Williams has lost over 50 pounds since coming to campus.

Before Trevion Williams breakout against Michigan St. on the road, the Purdue team was quietly reeling. While not suffering a ‘bad’ loss, they had given away much needed ‘great’ wins on the road against Florida St. and Texas, and got handled easily in Indianapolis against Notre Dame. (Coincidentally, the score ended up being closer than it should because Williams had his first breakout, things to come game.)

Purdue’s team was looking like a one-man Carsen Edwards show which struggled to find a consistent rhythm to their offense.

Coach Painter has always thrived when he had a big man he could give the ball to down in the post. For the past four seasons he had one of the most efficient post-scorers in Purdue history, Isaac Haas. When the big man went down in the NCAA tournament last year, the offense struggled to find the same consistency in the Sweet Sixteen despite three seniors in the starting lineup.

This year, Purdue’s team depended almost entirely on Carsen Edwards and Ryan Cline getting open and making threes, and the results were mostly uneven.

Matt Haarms was never suited as a give it to him in the post and get a bucket big man like those that came before him.

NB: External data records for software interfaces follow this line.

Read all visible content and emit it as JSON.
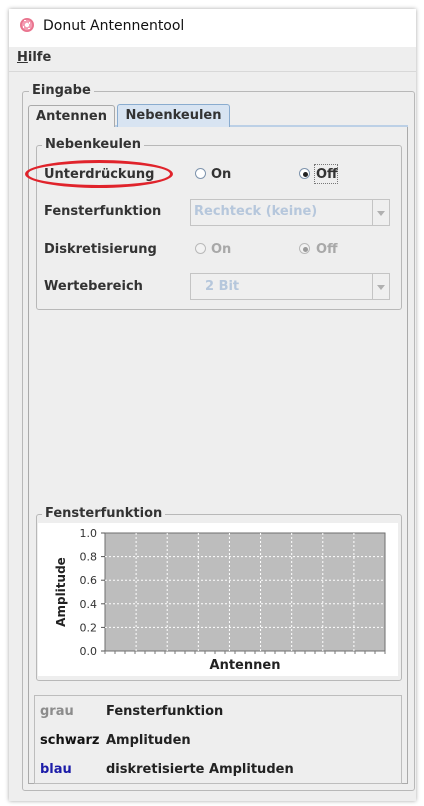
{
  "window": {
    "title": "Donut Antennentool",
    "icon": "donut-icon"
  },
  "menu": {
    "hilfe_mnemonic": "H",
    "hilfe_rest": "ilfe"
  },
  "eingabe": {
    "title": "Eingabe",
    "tabs": [
      {
        "label": "Antennen",
        "active": false
      },
      {
        "label": "Nebenkeulen",
        "active": true
      }
    ]
  },
  "nebenkeulen": {
    "title": "Nebenkeulen",
    "unterdrueckung": {
      "label": "Unterdrückung",
      "on": "On",
      "off": "Off",
      "selected": "Off"
    },
    "fensterfunktion": {
      "label": "Fensterfunktion",
      "value": "Rechteck (keine)",
      "enabled": false
    },
    "diskretisierung": {
      "label": "Diskretisierung",
      "on": "On",
      "off": "Off",
      "selected": "Off",
      "enabled": false
    },
    "wertebereich": {
      "label": "Wertebereich",
      "value": "2 Bit",
      "enabled": false
    }
  },
  "fenster_panel": {
    "title": "Fensterfunktion"
  },
  "chart_data": {
    "type": "line",
    "title": "",
    "xlabel": "Antennen",
    "ylabel": "Amplitude",
    "ylim": [
      0.0,
      1.0
    ],
    "yticks": [
      "0.0",
      "0.2",
      "0.4",
      "0.6",
      "0.8",
      "1.0"
    ],
    "grid": true,
    "series": []
  },
  "legend": [
    {
      "key": "grau",
      "text": "Fensterfunktion",
      "color": "#8c8c8c"
    },
    {
      "key": "schwarz",
      "text": "Amplituden",
      "color": "#111111"
    },
    {
      "key": "blau",
      "text": "diskretisierte Amplituden",
      "color": "#1c1ca8"
    }
  ],
  "colors": {
    "highlight": "#e0232b",
    "plot_area": "#bdbdbd",
    "active_tab": "#d8e4f2"
  }
}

Despite his height, his small frame doesn’t allow him to bully B10 defenders in the post. He has to settle for difficult and off-balance hook shots in the post.

Evan Boudreaux was supposed to help with the offensive hole left in the wake of Isaac Haas and Vincent Edwards, but he’s struggled against the athleticism and height against elite bigs. He hasn’t been able to finish around the rim, and his ability to stretch the floor hasn’t been realized either. He’s just 7 of 23 from the three-point line this year.

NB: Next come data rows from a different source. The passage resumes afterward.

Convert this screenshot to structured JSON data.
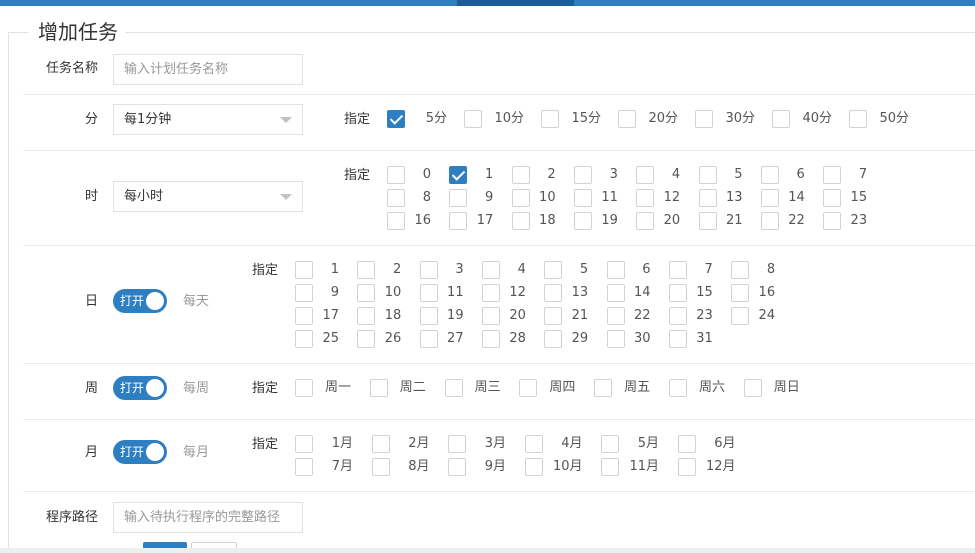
{
  "legend": "增加任务",
  "task_name": {
    "label": "任务名称",
    "placeholder": "输入计划任务名称"
  },
  "zhiding": "指定",
  "minute": {
    "label": "分",
    "select_value": "每1分钟",
    "options": [
      {
        "text": "5分",
        "checked": true
      },
      {
        "text": "10分",
        "checked": false
      },
      {
        "text": "15分",
        "checked": false
      },
      {
        "text": "20分",
        "checked": false
      },
      {
        "text": "30分",
        "checked": false
      },
      {
        "text": "40分",
        "checked": false
      },
      {
        "text": "50分",
        "checked": false
      }
    ]
  },
  "hour": {
    "label": "时",
    "select_value": "每小时",
    "options": [
      "0",
      "1",
      "2",
      "3",
      "4",
      "5",
      "6",
      "7",
      "8",
      "9",
      "10",
      "11",
      "12",
      "13",
      "14",
      "15",
      "16",
      "17",
      "18",
      "19",
      "20",
      "21",
      "22",
      "23"
    ],
    "checked": [
      "1"
    ]
  },
  "day": {
    "label": "日",
    "switch_text": "打开",
    "switch_caption": "每天",
    "switch_on": true,
    "options": [
      "1",
      "2",
      "3",
      "4",
      "5",
      "6",
      "7",
      "8",
      "9",
      "10",
      "11",
      "12",
      "13",
      "14",
      "15",
      "16",
      "17",
      "18",
      "19",
      "20",
      "21",
      "22",
      "23",
      "24",
      "25",
      "26",
      "27",
      "28",
      "29",
      "30",
      "31"
    ]
  },
  "week": {
    "label": "周",
    "switch_text": "打开",
    "switch_caption": "每周",
    "switch_on": true,
    "options": [
      "周一",
      "周二",
      "周三",
      "周四",
      "周五",
      "周六",
      "周日"
    ]
  },
  "month": {
    "label": "月",
    "switch_text": "打开",
    "switch_caption": "每月",
    "switch_on": true,
    "options": [
      "1月",
      "2月",
      "3月",
      "4月",
      "5月",
      "6月",
      "7月",
      "8月",
      "9月",
      "10月",
      "11月",
      "12月"
    ]
  },
  "program_path": {
    "label": "程序路径",
    "placeholder": "输入待执行程序的完整路径"
  },
  "colors": {
    "primary": "#2e7ec2",
    "border": "#e2e2e2",
    "muted": "#999999"
  }
}
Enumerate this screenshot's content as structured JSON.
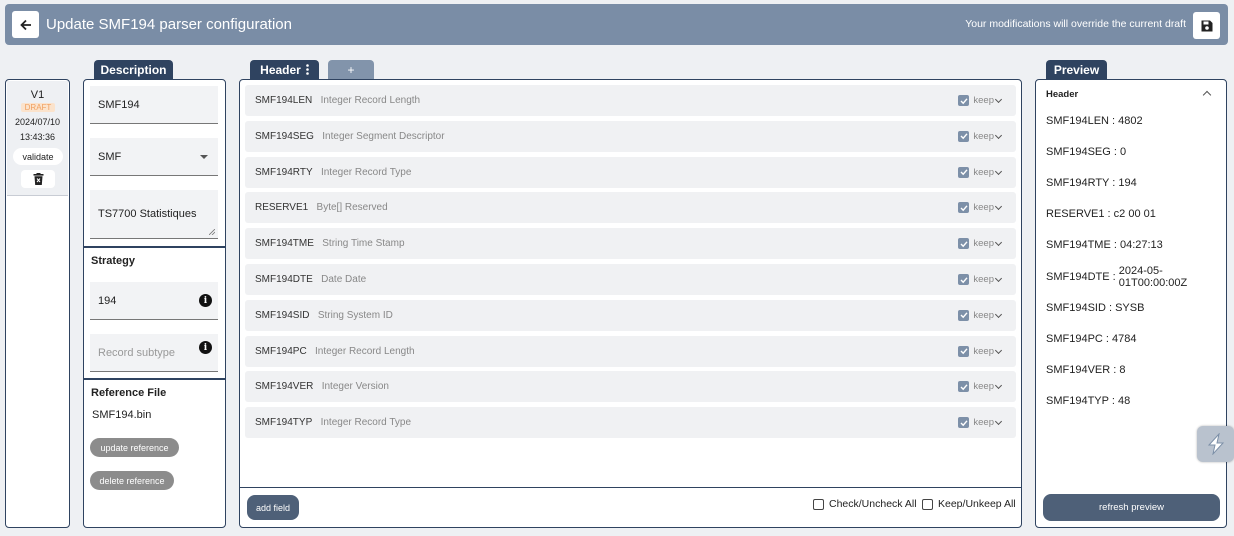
{
  "header": {
    "title": "Update SMF194 parser configuration",
    "note": "Your modifications will override the current draft",
    "back_icon": "arrow-left-icon",
    "save_icon": "floppy-disk-icon"
  },
  "version": {
    "label": "V1",
    "status": "DRAFT",
    "date": "2024/07/10",
    "time": "13:43:36",
    "validate_label": "validate",
    "delete_icon": "trash-icon"
  },
  "description": {
    "tab_label": "Description",
    "name_value": "SMF194",
    "type_value": "SMF",
    "text_value": "TS7700 Statistiques",
    "strategy_title": "Strategy",
    "record_type_value": "194",
    "record_subtype_placeholder": "Record subtype",
    "reference_title": "Reference File",
    "reference_file": "SMF194.bin",
    "update_reference_label": "update reference",
    "delete_reference_label": "delete reference"
  },
  "fields_tabs": {
    "header_label": "Header",
    "add_label": "+"
  },
  "fields": [
    {
      "name": "SMF194LEN",
      "type": "Integer Record Length",
      "keep": "keep",
      "checked": true
    },
    {
      "name": "SMF194SEG",
      "type": "Integer Segment Descriptor",
      "keep": "keep",
      "checked": true
    },
    {
      "name": "SMF194RTY",
      "type": "Integer Record Type",
      "keep": "keep",
      "checked": true
    },
    {
      "name": "RESERVE1",
      "type": "Byte[] Reserved",
      "keep": "keep",
      "checked": true
    },
    {
      "name": "SMF194TME",
      "type": "String Time Stamp",
      "keep": "keep",
      "checked": true
    },
    {
      "name": "SMF194DTE",
      "type": "Date Date",
      "keep": "keep",
      "checked": true
    },
    {
      "name": "SMF194SID",
      "type": "String System ID",
      "keep": "keep",
      "checked": true
    },
    {
      "name": "SMF194PC",
      "type": "Integer Record Length",
      "keep": "keep",
      "checked": true
    },
    {
      "name": "SMF194VER",
      "type": "Integer Version",
      "keep": "keep",
      "checked": true
    },
    {
      "name": "SMF194TYP",
      "type": "Integer Record Type",
      "keep": "keep",
      "checked": true
    }
  ],
  "fields_footer": {
    "add_field_label": "add field",
    "check_all_label": "Check/Uncheck All",
    "keep_all_label": "Keep/Unkeep All"
  },
  "preview": {
    "tab_label": "Preview",
    "section_title": "Header",
    "items": [
      {
        "key": "SMF194LEN",
        "value": "4802"
      },
      {
        "key": "SMF194SEG",
        "value": "0"
      },
      {
        "key": "SMF194RTY",
        "value": "194"
      },
      {
        "key": "RESERVE1",
        "value": "c2 00 01"
      },
      {
        "key": "SMF194TME",
        "value": "04:27:13"
      },
      {
        "key": "SMF194DTE",
        "value": "2024-05-01T00:00:00Z"
      },
      {
        "key": "SMF194SID",
        "value": "SYSB"
      },
      {
        "key": "SMF194PC",
        "value": "4784"
      },
      {
        "key": "SMF194VER",
        "value": "8"
      },
      {
        "key": "SMF194TYP",
        "value": "48"
      }
    ],
    "refresh_label": "refresh preview"
  },
  "colors": {
    "navy": "#2f4360",
    "topbar": "#7a8da6",
    "button_dark": "#4e6078",
    "draft": "#f0a060"
  }
}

For Williams, he brings an old-school bully ball that mimics what we saw with Isaac Haas and Caleb Swanigan, and rebounding at an elite level. His 31.5% defensive rebounding rate is just slightly under Biggie’s his sophomore year. While the sample size is small, the results are undeniable. In the last 3 games Williams has grabbed 36 rebounds in 67 minutes of action. He’s grabbed at least 4 offensive rebounds in each game, including seven against Wisconsin and Michigan St..

He’s also scored the ball consistently and efficiently. Over those three games he’s scored: 16, 9, and 13 points. He’s done it in almost exclusively out of the post, by grabbing offensive rebounds and taking on his defender in the post. He has shown great patience and even better touch with his hook shot. He’s surprisingly crafty as a finisher.

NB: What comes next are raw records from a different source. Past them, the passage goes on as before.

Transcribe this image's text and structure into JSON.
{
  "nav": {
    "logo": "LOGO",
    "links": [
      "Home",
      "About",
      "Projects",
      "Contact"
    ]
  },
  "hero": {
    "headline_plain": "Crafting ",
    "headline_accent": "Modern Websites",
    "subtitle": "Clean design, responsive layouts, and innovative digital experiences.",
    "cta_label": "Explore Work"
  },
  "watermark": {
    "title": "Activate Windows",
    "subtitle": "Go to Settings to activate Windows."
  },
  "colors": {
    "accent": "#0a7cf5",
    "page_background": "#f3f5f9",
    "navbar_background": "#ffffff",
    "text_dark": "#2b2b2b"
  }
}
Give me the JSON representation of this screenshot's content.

But his revelation has been as a passer. In just 15 games, he’s making a claim for best big man passer in Coach Painter’s tenure. He’s certainly the most willing.

His assists numbers don’t fully flesh out the affect his passing has made. Part of that is that assists are a silly kept stat. There’s still no tally for passes leading to fouls, or passes that lead to blown lay-ups. (Looking at you, Hunter.) But it’s clear the young man has a sixth sense when it comes to finding cutters. If you cut and you’re open, the big man is going to find you. He’s balanced this exceptional passing with an even rarer commodity; he doesn’t make bad passes.

Williams has 7.9% turnover rate. That is the lowest on the team by more than 2%. He is just a true freshman who has been thrown into the heart of B10 play. His majority of minutes have come against the best front court in the conference and the best center.

While Williams is only now becoming a real staple in Painter’s rotation, his star is fast rising. Now that his body has caught up with the mental part of his game, he has been a force to reckon with. It’s no coincidence that Purdue is starting to play their best basketball of the year. They’ve won 5 of their last 6, including their first road win of the season against a ranked Wisconsin team.

It’s just in time, too. IU comes to town Saturday.

Williams has been a paint crew all on his own this season, but in front of Purdue’s Paint Crew he’ll look to leave his first mark on the greatest rivalry in college basketball.